There are many things amiss with this analysis. The drug war is not being lost. In
1979, some 25 million had tried drugs sometime in the preceding month. Today that
figure is 11 million. Why? Because of stricter drug laws, stronger societal
disapproval, and an increased awareness of the devastation drugs can produce.

Within the brighter general picture, there is an ominous trend. Drug use has
increased threefold among young teens in the past five years. They think they are
immune and can limit their involvement to soft drugs. That is a delusion--like trying to
be a little bit pregnant. The earlier and more frequently an adolescent uses a soft
drug the more likely it is he will go on to the hard drugs. This is surely an argument
for more vigilance, not less. Legalization would jeopardize a whole generation.

The legalizers respond that if drugs were legal, it would not increase the number of
addicts, since anyone who wants a drug can get it now. This does not square with
the facts. Drugs are not accessible at all. According to research, fewer than 50
percent of high school seniors and young adults under 22 believed that they could
obtain cocaine "fairly easily" or "very easily." Only 39 percent of the adult population
reported that they could get cocaine.
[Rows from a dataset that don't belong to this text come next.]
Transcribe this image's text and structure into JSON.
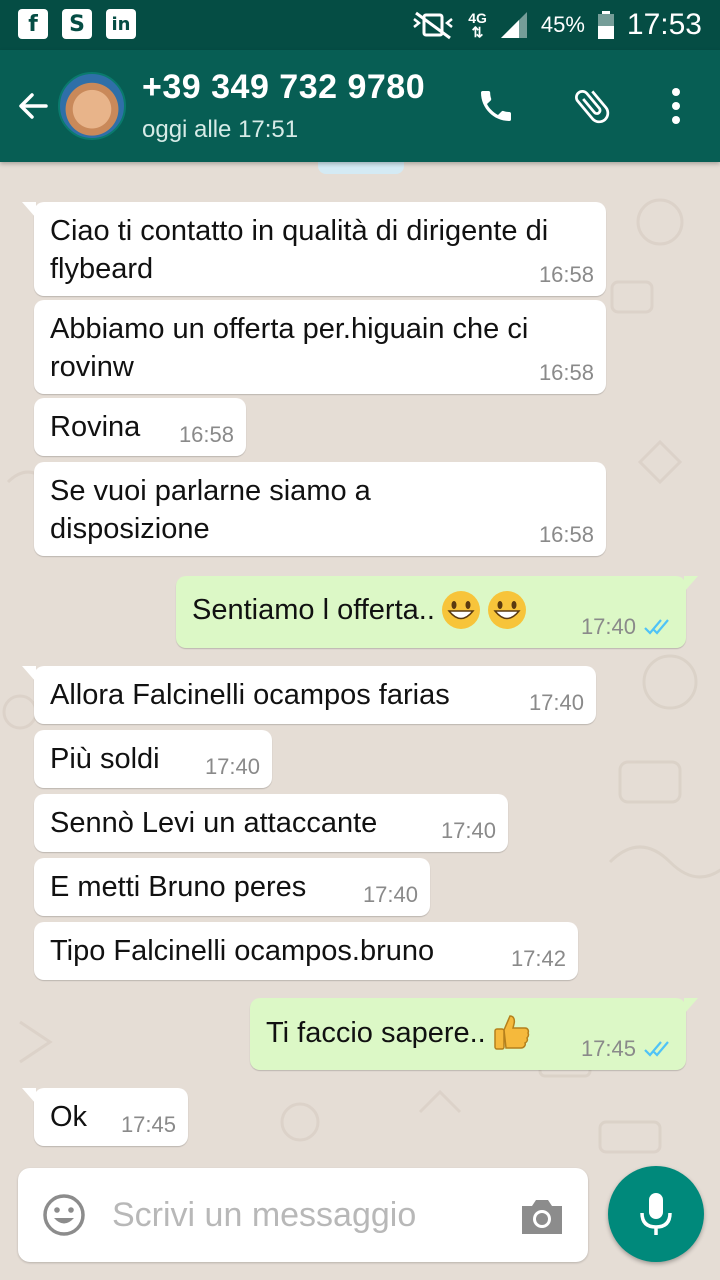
{
  "status_bar": {
    "apps": [
      {
        "icon": "facebook-icon",
        "glyph": "f"
      },
      {
        "icon": "skype-icon",
        "glyph": "S"
      },
      {
        "icon": "linkedin-icon",
        "glyph": "in"
      }
    ],
    "network": "4G",
    "battery": "45%",
    "time": "17:53"
  },
  "header": {
    "contact": "+39 349 732 9780",
    "last_seen": "oggi alle 17:51"
  },
  "messages": [
    {
      "dir": "in",
      "text": "Ciao ti contatto in qualità di dirigente di flybeard",
      "time": "16:58"
    },
    {
      "dir": "in",
      "text": "Abbiamo un offerta per.higuain che ci rovinw",
      "time": "16:58"
    },
    {
      "dir": "in",
      "text": "Rovina",
      "time": "16:58"
    },
    {
      "dir": "in",
      "text": "Se vuoi parlarne siamo a disposizione",
      "time": "16:58"
    },
    {
      "dir": "out",
      "text": "Sentiamo l offerta..",
      "emoji": [
        "grinning-face-icon",
        "grinning-face-icon"
      ],
      "time": "17:40",
      "status": "read"
    },
    {
      "dir": "in",
      "text": "Allora Falcinelli ocampos farias",
      "time": "17:40"
    },
    {
      "dir": "in",
      "text": "Più soldi",
      "time": "17:40"
    },
    {
      "dir": "in",
      "text": "Sennò Levi un attaccante",
      "time": "17:40"
    },
    {
      "dir": "in",
      "text": "E metti Bruno peres",
      "time": "17:40"
    },
    {
      "dir": "in",
      "text": "Tipo Falcinelli ocampos.bruno",
      "time": "17:42"
    },
    {
      "dir": "out",
      "text": "Ti faccio sapere..",
      "emoji": [
        "thumbs-up-icon"
      ],
      "time": "17:45",
      "status": "read"
    },
    {
      "dir": "in",
      "text": "Ok",
      "time": "17:45"
    }
  ],
  "composer": {
    "placeholder": "Scrivi un messaggio"
  },
  "colors": {
    "header": "#075e54",
    "status_bar": "#054d44",
    "outgoing_bubble": "#dcf8c6",
    "incoming_bubble": "#ffffff",
    "read_ticks": "#4fc3f7",
    "mic_button": "#00897b"
  }
}
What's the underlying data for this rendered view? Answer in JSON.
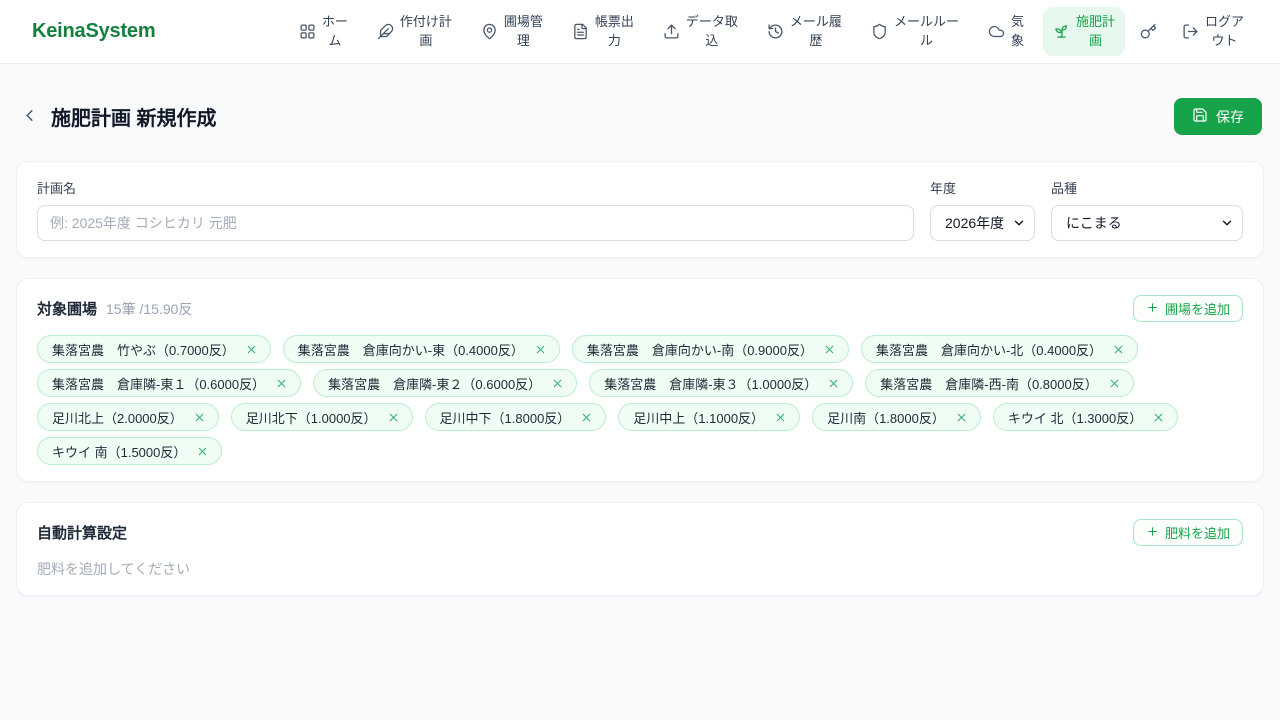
{
  "brand": "KeinaSystem",
  "nav": {
    "items": [
      {
        "id": "home",
        "icon": "grid-icon",
        "label": "ホーム",
        "lines": [
          "ホー",
          "ム"
        ],
        "active": false
      },
      {
        "id": "cropping-plan",
        "icon": "feather-icon",
        "label": "作付け計画",
        "lines": [
          "作付け計",
          "画"
        ],
        "active": false
      },
      {
        "id": "field-management",
        "icon": "map-pin-icon",
        "label": "圃場管理",
        "lines": [
          "圃場管",
          "理"
        ],
        "active": false
      },
      {
        "id": "report-output",
        "icon": "document-icon",
        "label": "帳票出力",
        "lines": [
          "帳票出",
          "力"
        ],
        "active": false
      },
      {
        "id": "data-import",
        "icon": "upload-icon",
        "label": "データ取込",
        "lines": [
          "データ取",
          "込"
        ],
        "active": false
      },
      {
        "id": "mail-history",
        "icon": "history-icon",
        "label": "メール履歴",
        "lines": [
          "メール履",
          "歴"
        ],
        "active": false
      },
      {
        "id": "mail-rules",
        "icon": "shield-icon",
        "label": "メールルール",
        "lines": [
          "メールルー",
          "ル"
        ],
        "active": false
      },
      {
        "id": "weather",
        "icon": "cloud-icon",
        "label": "気象",
        "lines": [
          "気",
          "象"
        ],
        "active": false
      },
      {
        "id": "fertilization-plan",
        "icon": "sprout-icon",
        "label": "施肥計画",
        "lines": [
          "施肥計",
          "画"
        ],
        "active": true
      },
      {
        "id": "key",
        "icon": "key-icon",
        "label": "",
        "lines": [],
        "active": false
      },
      {
        "id": "logout",
        "icon": "logout-icon",
        "label": "ログアウト",
        "lines": [
          "ログア",
          "ウト"
        ],
        "active": false
      }
    ]
  },
  "page": {
    "title": "施肥計画 新規作成",
    "save_button_label": "保存"
  },
  "plan_form": {
    "name": {
      "label": "計画名",
      "value": "",
      "placeholder": "例: 2025年度 コシヒカリ 元肥"
    },
    "year": {
      "label": "年度",
      "value": "2026年度"
    },
    "variety": {
      "label": "品種",
      "value": "にこまる"
    }
  },
  "target_fields": {
    "title": "対象圃場",
    "summary": "15筆 /15.90反",
    "add_button_label": "圃場を追加",
    "chips": [
      "集落宮農　竹やぶ（0.7000反）",
      "集落宮農　倉庫向かい-東（0.4000反）",
      "集落宮農　倉庫向かい-南（0.9000反）",
      "集落宮農　倉庫向かい-北（0.4000反）",
      "集落宮農　倉庫隣-東１（0.6000反）",
      "集落宮農　倉庫隣-東２（0.6000反）",
      "集落宮農　倉庫隣-東３（1.0000反）",
      "集落宮農　倉庫隣-西-南（0.8000反）",
      "足川北上（2.0000反）",
      "足川北下（1.0000反）",
      "足川中下（1.8000反）",
      "足川中上（1.1000反）",
      "足川南（1.8000反）",
      "キウイ 北（1.3000反）",
      "キウイ 南（1.5000反）"
    ]
  },
  "auto_calc": {
    "title": "自動計算設定",
    "add_button_label": "肥料を追加",
    "empty_message": "肥料を追加してください"
  },
  "colors": {
    "primary_green": "#16a34a",
    "brand_green": "#15803d",
    "active_nav_bg": "#e7f8ee",
    "chip_bg": "#f0fdf4",
    "chip_border": "#b9edcd",
    "page_bg": "#f8fafc"
  }
}
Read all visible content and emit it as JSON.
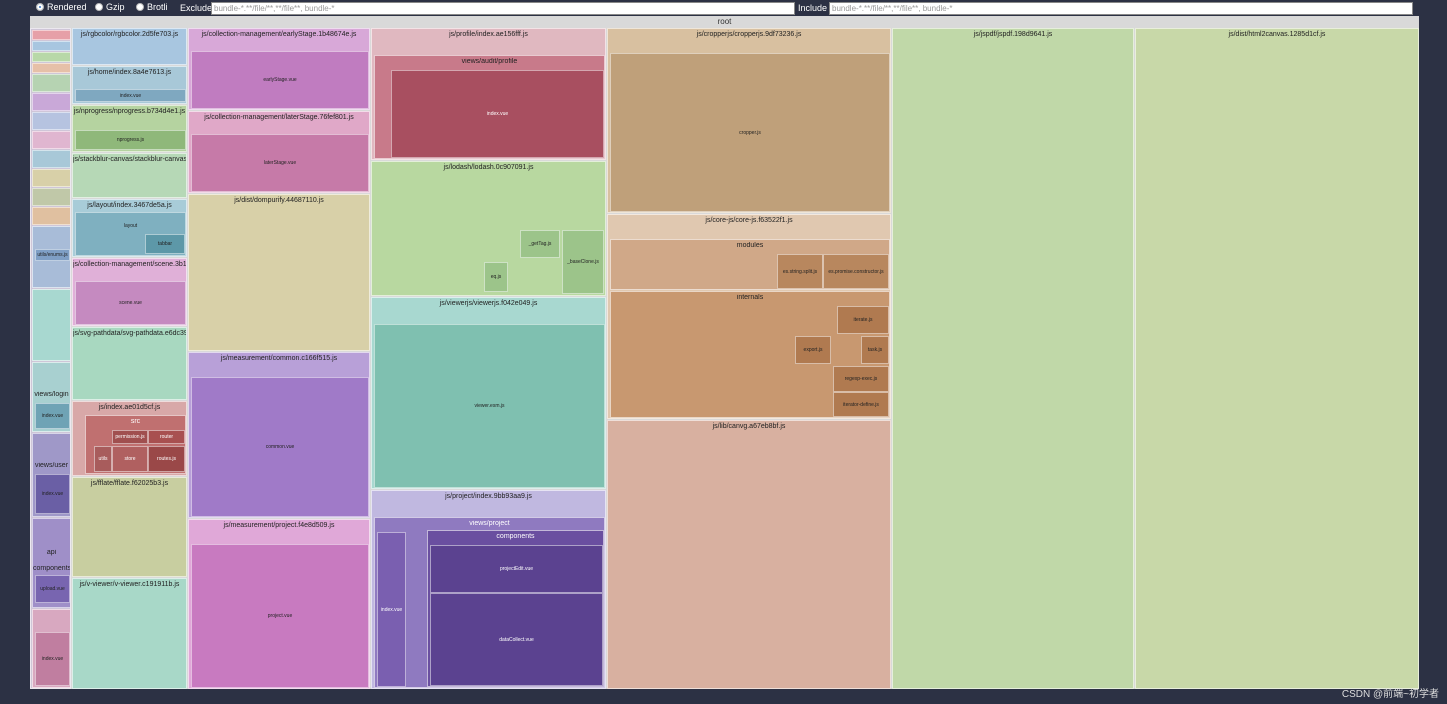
{
  "toolbar": {
    "size_options": [
      "Rendered",
      "Gzip",
      "Brotli"
    ],
    "selected": "Rendered",
    "exclude_label": "Exclude",
    "exclude_placeholder": "bundle-*.**/file/**,**/file**, bundle-*",
    "include_label": "Include",
    "include_placeholder": "bundle-*.**/file/**,**/file**, bundle-*"
  },
  "root_label": "root",
  "chunks": {
    "rgbcolor": "js/rgbcolor/rgbcolor.2d5fe703.js",
    "home": "js/home/index.8a4e7613.js",
    "home_index": "index.vue",
    "nprogress": "js/nprogress/nprogress.b734d4e1.js",
    "nprogress_file": "nprogress.js",
    "stackblur": "js/stackblur-canvas/stackblur-canvas.876442ad.js",
    "layout": "js/layout/index.3467de5a.js",
    "layout_dir": "layout",
    "tabbar": "tabbar",
    "scene": "js/collection-management/scene.3b162a39.js",
    "scene_file": "scene.vue",
    "svgpath": "js/svg-pathdata/svg-pathdata.e6dc3915.js",
    "index_ae": "js/index.ae01d5cf.js",
    "src": "src",
    "permission": "permission.js",
    "router": "router",
    "utils": "utils",
    "store": "store",
    "routes": "routes.js",
    "fflate": "js/fflate/fflate.f62025b3.js",
    "vviewer": "js/v-viewer/v-viewer.c191911b.js",
    "early": "js/collection-management/earlyStage.1b48674e.js",
    "early_file": "earlyStage.vue",
    "later": "js/collection-management/laterStage.76fef801.js",
    "later_file": "laterStage.vue",
    "dompurify": "js/dist/dompurify.44687110.js",
    "common": "js/measurement/common.c166f515.js",
    "common_file": "common.vue",
    "project_m": "js/measurement/project.f4e8d509.js",
    "project_m_file": "project.vue",
    "profile": "js/profile/index.ae156fff.js",
    "audit": "views/audit/profile",
    "profile_index": "index.vue",
    "lodash": "js/lodash/lodash.0c907091.js",
    "gettag": "_getTag.js",
    "baseclone": "_baseClone.js",
    "eq": "eq.js",
    "viewerjs": "js/viewerjs/viewerjs.f042e049.js",
    "viewer_esm": "viewer.esm.js",
    "project": "js/project/index.9bb93aa9.js",
    "views_project": "views/project",
    "components": "components",
    "project_edit": "projectEdit.vue",
    "data_collect": "dataCollect.vue",
    "project_index": "index.vue",
    "cropperjs": "js/cropperjs/cropperjs.9df73236.js",
    "cropper": "cropper.js",
    "corejs": "js/core-js/core-js.f63522f1.js",
    "modules": "modules",
    "es_split": "es.string.split.js",
    "es_promise": "es.promise.constructor.js",
    "internals": "internals",
    "export": "export.js",
    "task": "task.js",
    "iterate": "iterate.js",
    "regexp": "regexp-exec.js",
    "iter_define": "iterator-define.js",
    "canvg": "js/lib/canvg.a67eb8bf.js",
    "jspdf": "js/jspdf/jspdf.198d9641.js",
    "html2canvas": "js/dist/html2canvas.1285d1cf.js",
    "left_utils": "utils/enums.js",
    "views_login": "views/login",
    "left_index": "index.vue",
    "views_user": "views/user",
    "api": "api",
    "components2": "components",
    "upload": "upload.vue"
  },
  "watermark": "CSDN @前端~初学者",
  "colors": {
    "background": "#2c3144",
    "root": "#d9d9d9"
  }
}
So, after legalization, you could double or triple
the number of people who would have access to drugs and who would assuredly
use them--exactly the history of alcohol when Prohibition ended.

An even more absurd legalization argument is that young people could be excluded
from the frmarket for drugs. How could we do that when we have been unable to
keep legal drugs--tobacco and alcohol--out of the hands of children? Five million
children smoke and 12 million teens drink. Nor should we overlook that the stigma of
illegality has been important in discouraging kids from experimenting. In separate
studies, 60 percent to 70 percent of New Jersey and California students reported
that "fear of getting in trouble with the authorities was a major reason why they did
not use drugs." Another study found that "the greater the perceived likelihood of
apprehension and swift punishment for using marijuana, the less likely adolescents
are to smoke it."

Imagine the prospect that the number of drug users would approach the number of
alcohol abusers (more than 18 million) or tobacco addicts. One expert estimates that
legalizing cocaine would increase the number of addicts 10-fold to about 20 million. If
millions become addicted in a period when drugs are illegal, socially unacceptable,
and generally difficult to get, then millions more will surely become addicts when
drugs are legally and socially acceptable and easily obtainable.

We should always be suspicious of simple solutions to complex problems.

Legalization is such a bromide. The National Center on Addiction and Substance
Abuse at Columbia University had it right: "Drugs are not a threat to American
society because they are illegal; they are illegal because they are a threat to
American society." They should remain that way.